plating, anodizing, & finishing Q&As since 1989
Black nitride rod material
September 16, 2010
where can I get this black nitride rod material? please email me.
the article below explains what I am looking for!
27 March, 2010- Black nitride, a comparatively newer concept is set to pose serious threat to the popularity of traditional hard-chrome plated hydraulic cylinder rod. It is an extremely competitive product, offering thrice the service life of conventional chrome, extended seal life and comparable cost. Black nitride rods are today essential hydraulic components.
Black nitriding was patented in early 1980's. It is an atmospheric furnace treatment developed product which combines dual corrosion resistance of nitriding and oxidation with high surface hardness. The process is started with the cleansing and extreme polishing of material to a surface roughness between 6 to 10 Ra which is then followed by the fixing of steel bars and tubes vertically. The tubes are lowered in an electrically heated pit furnace thereafter. The furnace aspect of the procedure comprises the nitrocarburizing of steel in an ammonia atmosphere within a temperature of 1150 degree Fahrenheit. The steel surface is then transformed into iron nitride to a typical depth of 0.001 inches. It is then followed by an atmospheric oxidization of steel with the purpose of producing a black corrosion resistant film over it.
The entire process consequently produces a thin uniform layer (0.001") of iron nitride embedding an iron oxide film which constitutes a hardness of around 64 to 71 Rc. Also, there exists, a nitrogen-enriched, hardened diffusion zone underneath the iron nitride layer which acts as a lightly hardened case with the gradient hardness varying from approximately 40 Rc to 55 Rc at a depth of 0.015 inches. It has been tested and proved that black nitride bar machines and welds as good as hard chrome plated stock.
OWNER - EDMONTON, ALBERTA, CANADA
September 17, 2010
Hi, Dave. Nitrided shafting has become very popular in the smaller sizes, as witness the gas springs holding up the hatches and hoods of millions of cars. I'm not personally familiar with its success on larger rods, but if I were you I'd also talk to some chrome platers to get a more balanced perspective, since the description that you provided (all advantages, no disadvantages) seems to have been written by an ad copywriter rather than by an independent technical evaluator :-)
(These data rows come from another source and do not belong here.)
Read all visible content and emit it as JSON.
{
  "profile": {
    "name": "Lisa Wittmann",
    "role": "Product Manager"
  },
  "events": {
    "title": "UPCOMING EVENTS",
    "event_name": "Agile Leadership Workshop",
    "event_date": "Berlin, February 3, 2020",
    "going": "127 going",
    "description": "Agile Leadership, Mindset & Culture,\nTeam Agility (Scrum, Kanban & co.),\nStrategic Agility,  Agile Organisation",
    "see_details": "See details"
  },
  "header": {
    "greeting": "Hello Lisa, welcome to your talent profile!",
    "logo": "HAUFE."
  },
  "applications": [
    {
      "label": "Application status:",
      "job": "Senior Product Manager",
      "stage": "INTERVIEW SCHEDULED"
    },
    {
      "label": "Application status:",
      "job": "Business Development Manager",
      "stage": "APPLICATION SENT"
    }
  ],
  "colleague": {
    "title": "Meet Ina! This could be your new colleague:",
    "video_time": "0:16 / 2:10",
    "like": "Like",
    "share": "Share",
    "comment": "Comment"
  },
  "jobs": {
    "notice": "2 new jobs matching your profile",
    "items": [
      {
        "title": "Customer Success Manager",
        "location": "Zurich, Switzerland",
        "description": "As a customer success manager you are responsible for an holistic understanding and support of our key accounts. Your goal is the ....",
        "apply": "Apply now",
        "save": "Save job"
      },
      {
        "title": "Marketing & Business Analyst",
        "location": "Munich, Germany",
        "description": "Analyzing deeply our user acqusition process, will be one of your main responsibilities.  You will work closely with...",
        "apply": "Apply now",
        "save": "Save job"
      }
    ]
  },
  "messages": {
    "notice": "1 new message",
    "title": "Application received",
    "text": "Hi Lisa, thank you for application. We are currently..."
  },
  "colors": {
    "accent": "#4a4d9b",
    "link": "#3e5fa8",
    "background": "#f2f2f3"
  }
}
Ted Mooney, P.E.
Striving to live Aloha
finishing.com - Pine Beach, New Jersey